<li><p>Also, most importantly. Because of the unique chemicals used in the paper upon which they print their diplomas, an Ivy League diploma is a source of physical happiness. Studies have shown that merely taking it off the wall and clutching it in one's arms can lead a graduate to self-enlightenment. </p></li>

<p>It because of these reasons, and possibly others, that all Ivy League graduates are guaranteed a long, happy and fulfilling life. Guaranteed.</p>

<p>First, I'm not sure what you mean by "success". I know many CHYMPS grads who are teachers, ministers, social workers, stay at home parents, non-profit managers, none of whom earns more than $65,000 per year, and likely never will (inflation adjusted). Yet they are highly successful in their chosen life path.</p>
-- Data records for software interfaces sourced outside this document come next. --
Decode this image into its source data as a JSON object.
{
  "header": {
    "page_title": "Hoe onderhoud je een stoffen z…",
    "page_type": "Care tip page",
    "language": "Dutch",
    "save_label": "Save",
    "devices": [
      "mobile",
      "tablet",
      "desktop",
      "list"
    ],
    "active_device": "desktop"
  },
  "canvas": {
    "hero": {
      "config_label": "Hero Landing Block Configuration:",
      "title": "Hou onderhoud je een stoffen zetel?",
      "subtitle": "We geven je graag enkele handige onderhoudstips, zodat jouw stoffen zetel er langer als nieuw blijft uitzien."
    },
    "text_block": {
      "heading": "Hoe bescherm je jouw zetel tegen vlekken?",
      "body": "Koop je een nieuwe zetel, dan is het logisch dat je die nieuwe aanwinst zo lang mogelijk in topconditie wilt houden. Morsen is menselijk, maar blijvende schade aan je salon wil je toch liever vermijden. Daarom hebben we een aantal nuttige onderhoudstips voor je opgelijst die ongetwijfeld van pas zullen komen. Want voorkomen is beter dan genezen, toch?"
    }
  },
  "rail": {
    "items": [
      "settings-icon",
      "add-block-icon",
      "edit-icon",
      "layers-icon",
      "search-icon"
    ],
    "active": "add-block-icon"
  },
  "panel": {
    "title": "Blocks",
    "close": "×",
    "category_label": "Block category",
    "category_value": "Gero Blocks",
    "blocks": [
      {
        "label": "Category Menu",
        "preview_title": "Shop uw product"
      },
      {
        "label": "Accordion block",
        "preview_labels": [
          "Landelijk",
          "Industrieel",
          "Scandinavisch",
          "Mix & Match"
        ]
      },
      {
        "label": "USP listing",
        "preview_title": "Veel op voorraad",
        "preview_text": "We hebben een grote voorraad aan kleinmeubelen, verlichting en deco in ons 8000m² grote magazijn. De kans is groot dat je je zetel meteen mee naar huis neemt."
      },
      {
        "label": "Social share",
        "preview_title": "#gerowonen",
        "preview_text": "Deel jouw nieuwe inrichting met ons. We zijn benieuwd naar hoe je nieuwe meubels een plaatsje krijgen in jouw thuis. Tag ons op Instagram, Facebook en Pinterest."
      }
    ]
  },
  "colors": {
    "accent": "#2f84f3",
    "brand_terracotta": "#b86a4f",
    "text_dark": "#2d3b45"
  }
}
<p>How a person who stands apart in intellect and leadership would soon after "fail" is mostly a chemistry question -- brain chemistry that is. A person's emotional strength is far more important than intellect over the long haul. We all know people who burned out soon after high school. Their emotional reserves for handling stress were exhausted. Depression and intelligence are eerily correlated. So in insanity and intelligence.</p>

<p>In short, brain chemistry is the reason many 18 year old shining stars are lumps of coal by age 28.</p>

<p>Dunnin, I am impressed by your post. This emotional reserve for handling stress sounds like what I've ran out of in recent years. Do you know of any clinically proven way to refill emotional reserves?</p>